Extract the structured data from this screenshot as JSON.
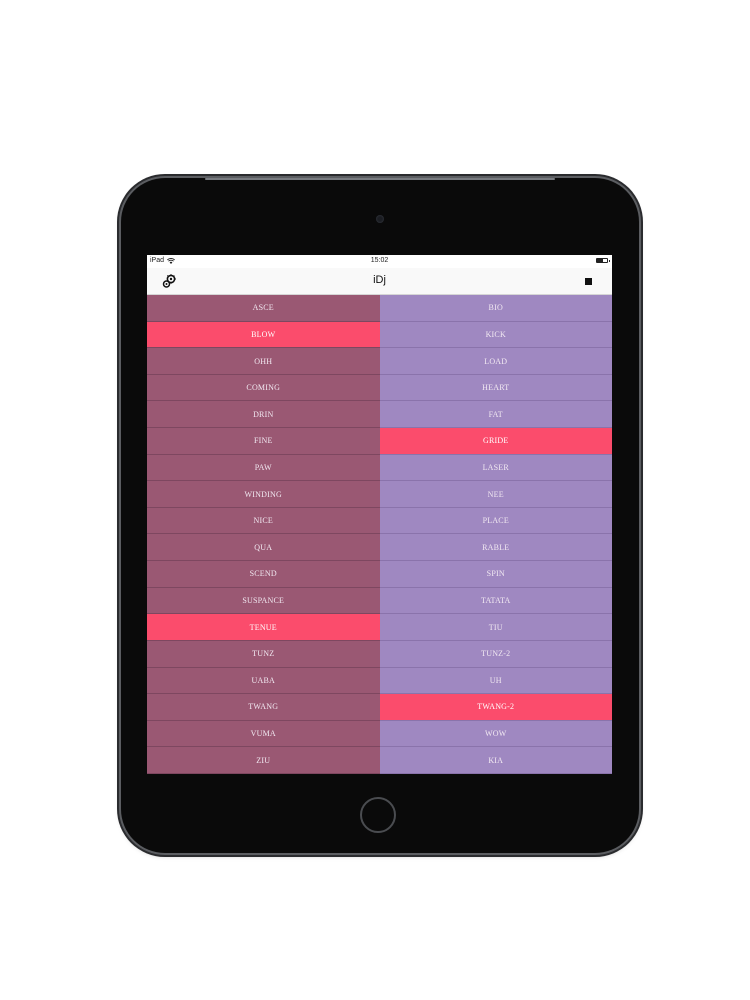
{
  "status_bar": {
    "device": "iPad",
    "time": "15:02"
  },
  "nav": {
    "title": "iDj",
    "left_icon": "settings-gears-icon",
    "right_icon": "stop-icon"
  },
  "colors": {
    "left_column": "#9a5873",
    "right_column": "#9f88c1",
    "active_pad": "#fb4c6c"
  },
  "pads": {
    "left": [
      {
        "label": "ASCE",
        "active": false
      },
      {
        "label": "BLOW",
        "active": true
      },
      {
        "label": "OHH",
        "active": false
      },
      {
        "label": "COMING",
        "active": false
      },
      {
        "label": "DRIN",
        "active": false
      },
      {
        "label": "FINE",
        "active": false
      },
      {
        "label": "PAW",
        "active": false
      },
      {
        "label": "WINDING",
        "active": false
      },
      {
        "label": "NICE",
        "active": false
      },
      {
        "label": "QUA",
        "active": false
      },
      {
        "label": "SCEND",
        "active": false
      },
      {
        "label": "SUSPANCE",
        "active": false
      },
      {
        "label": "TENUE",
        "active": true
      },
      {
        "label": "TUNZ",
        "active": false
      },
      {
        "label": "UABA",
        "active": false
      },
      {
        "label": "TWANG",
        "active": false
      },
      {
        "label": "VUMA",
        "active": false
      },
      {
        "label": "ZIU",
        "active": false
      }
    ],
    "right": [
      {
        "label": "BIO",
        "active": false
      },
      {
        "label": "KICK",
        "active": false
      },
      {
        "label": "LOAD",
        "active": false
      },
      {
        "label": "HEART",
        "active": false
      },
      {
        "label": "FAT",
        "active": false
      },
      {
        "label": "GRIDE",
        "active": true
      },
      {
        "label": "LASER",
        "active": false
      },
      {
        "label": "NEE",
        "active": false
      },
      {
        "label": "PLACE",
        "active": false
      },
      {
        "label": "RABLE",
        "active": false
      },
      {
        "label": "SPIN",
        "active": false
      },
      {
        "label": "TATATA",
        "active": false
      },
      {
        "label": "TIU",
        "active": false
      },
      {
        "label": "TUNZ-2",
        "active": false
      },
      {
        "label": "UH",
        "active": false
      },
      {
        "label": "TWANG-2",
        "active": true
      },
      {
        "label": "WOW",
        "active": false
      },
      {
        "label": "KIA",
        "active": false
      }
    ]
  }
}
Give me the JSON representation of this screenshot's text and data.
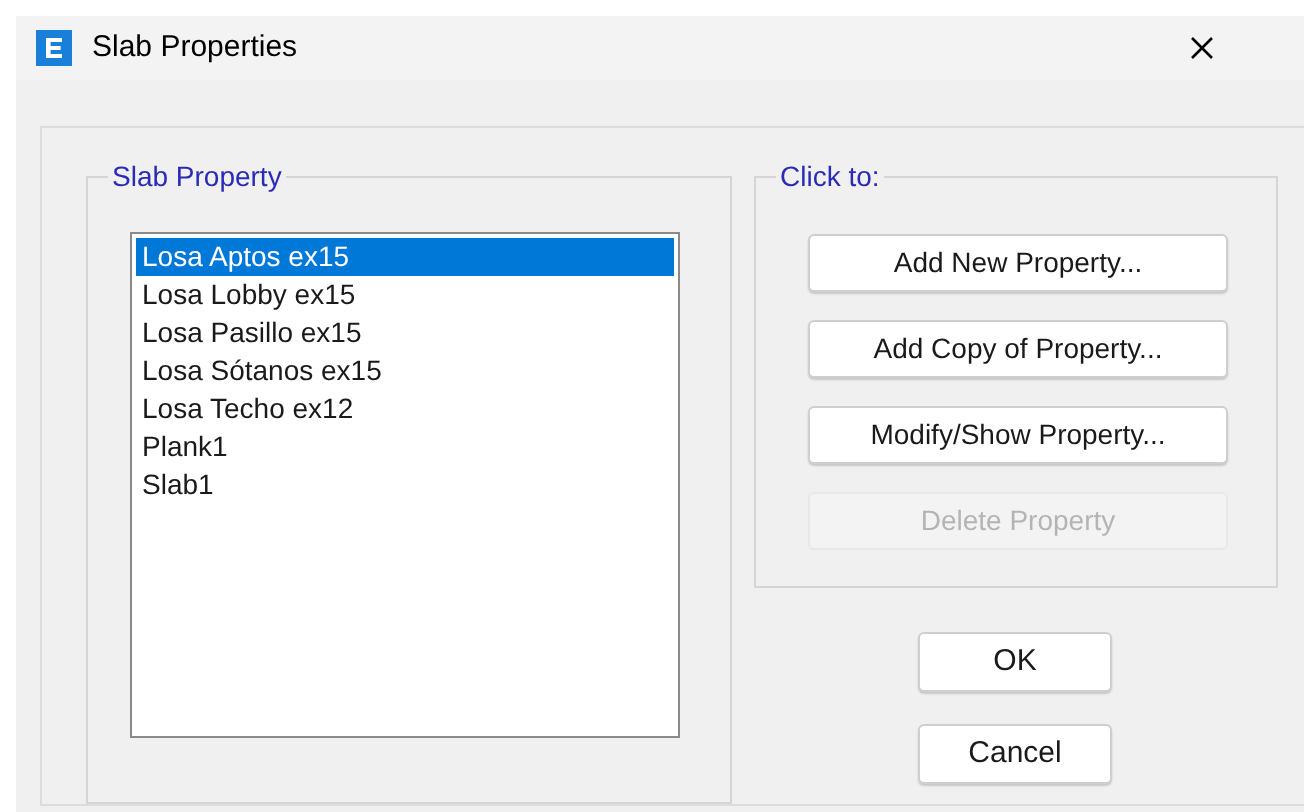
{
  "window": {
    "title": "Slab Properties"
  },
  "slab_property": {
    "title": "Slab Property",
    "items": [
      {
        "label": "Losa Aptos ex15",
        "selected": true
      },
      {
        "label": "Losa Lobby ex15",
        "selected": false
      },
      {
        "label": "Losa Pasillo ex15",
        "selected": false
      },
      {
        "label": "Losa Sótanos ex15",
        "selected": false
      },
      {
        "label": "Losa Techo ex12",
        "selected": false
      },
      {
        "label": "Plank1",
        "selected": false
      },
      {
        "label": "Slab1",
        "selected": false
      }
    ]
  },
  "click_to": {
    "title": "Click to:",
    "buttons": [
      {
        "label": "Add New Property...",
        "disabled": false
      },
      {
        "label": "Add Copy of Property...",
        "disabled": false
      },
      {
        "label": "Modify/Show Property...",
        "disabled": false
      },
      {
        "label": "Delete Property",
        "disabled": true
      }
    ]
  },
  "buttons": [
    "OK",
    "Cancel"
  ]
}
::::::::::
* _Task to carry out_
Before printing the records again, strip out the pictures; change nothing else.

* _Completed task_
Extract the structured data from this screenshot as JSON.
{
  "status_bar": {
    "device": "iPad",
    "time": "15:02"
  },
  "nav": {
    "title": "iDj",
    "left_icon": "settings-gears-icon",
    "right_icon": "stop-icon"
  },
  "colors": {
    "left_column": "#9a5873",
    "right_column": "#9f88c1",
    "active_pad": "#fb4c6c"
  },
  "pads": {
    "left": [
      {
        "label": "ASCE",
        "active": false
      },
      {
        "label": "BLOW",
        "active": true
      },
      {
        "label": "OHH",
        "active": false
      },
      {
        "label": "COMING",
        "active": false
      },
      {
        "label": "DRIN",
        "active": false
      },
      {
        "label": "FINE",
        "active": false
      },
      {
        "label": "PAW",
        "active": false
      },
      {
        "label": "WINDING",
        "active": false
      },
      {
        "label": "NICE",
        "active": false
      },
      {
        "label": "QUA",
        "active": false
      },
      {
        "label": "SCEND",
        "active": false
      },
      {
        "label": "SUSPANCE",
        "active": false
      },
      {
        "label": "TENUE",
        "active": true
      },
      {
        "label": "TUNZ",
        "active": false
      },
      {
        "label": "UABA",
        "active": false
      },
      {
        "label": "TWANG",
        "active": false
      },
      {
        "label": "VUMA",
        "active": false
      },
      {
        "label": "ZIU",
        "active": false
      }
    ],
    "right": [
      {
        "label": "BIO",
        "active": false
      },
      {
        "label": "KICK",
        "active": false
      },
      {
        "label": "LOAD",
        "active": false
      },
      {
        "label": "HEART",
        "active": false
      },
      {
        "label": "FAT",
        "active": false
      },
      {
        "label": "GRIDE",
        "active": true
      },
      {
        "label": "LASER",
        "active": false
      },
      {
        "label": "NEE",
        "active": false
      },
      {
        "label": "PLACE",
        "active": false
      },
      {
        "label": "RABLE",
        "active": false
      },
      {
        "label": "SPIN",
        "active": false
      },
      {
        "label": "TATATA",
        "active": false
      },
      {
        "label": "TIU",
        "active": false
      },
      {
        "label": "TUNZ-2",
        "active": false
      },
      {
        "label": "UH",
        "active": false
      },
      {
        "label": "TWANG-2",
        "active": true
      },
      {
        "label": "WOW",
        "active": false
      },
      {
        "label": "KIA",
        "active": false
      }
    ]
  }
}
Give me the JSON representation of this screenshot's text and data.
{
  "window": {
    "title": "Slab Properties"
  },
  "slab_property": {
    "title": "Slab Property",
    "items": [
      {
        "label": "Losa Aptos ex15",
        "selected": true
      },
      {
        "label": "Losa Lobby ex15",
        "selected": false
      },
      {
        "label": "Losa Pasillo ex15",
        "selected": false
      },
      {
        "label": "Losa Sótanos ex15",
        "selected": false
      },
      {
        "label": "Losa Techo ex12",
        "selected": false
      },
      {
        "label": "Plank1",
        "selected": false
      },
      {
        "label": "Slab1",
        "selected": false
      }
    ]
  },
  "click_to": {
    "title": "Click to:",
    "buttons": [
      {
        "label": "Add New Property...",
        "disabled": false
      },
      {
        "label": "Add Copy of Property...",
        "disabled": false
      },
      {
        "label": "Modify/Show Property...",
        "disabled": false
      },
      {
        "label": "Delete Property",
        "disabled": true
      }
    ]
  },
  "buttons": [
    "OK",
    "Cancel"
  ]
}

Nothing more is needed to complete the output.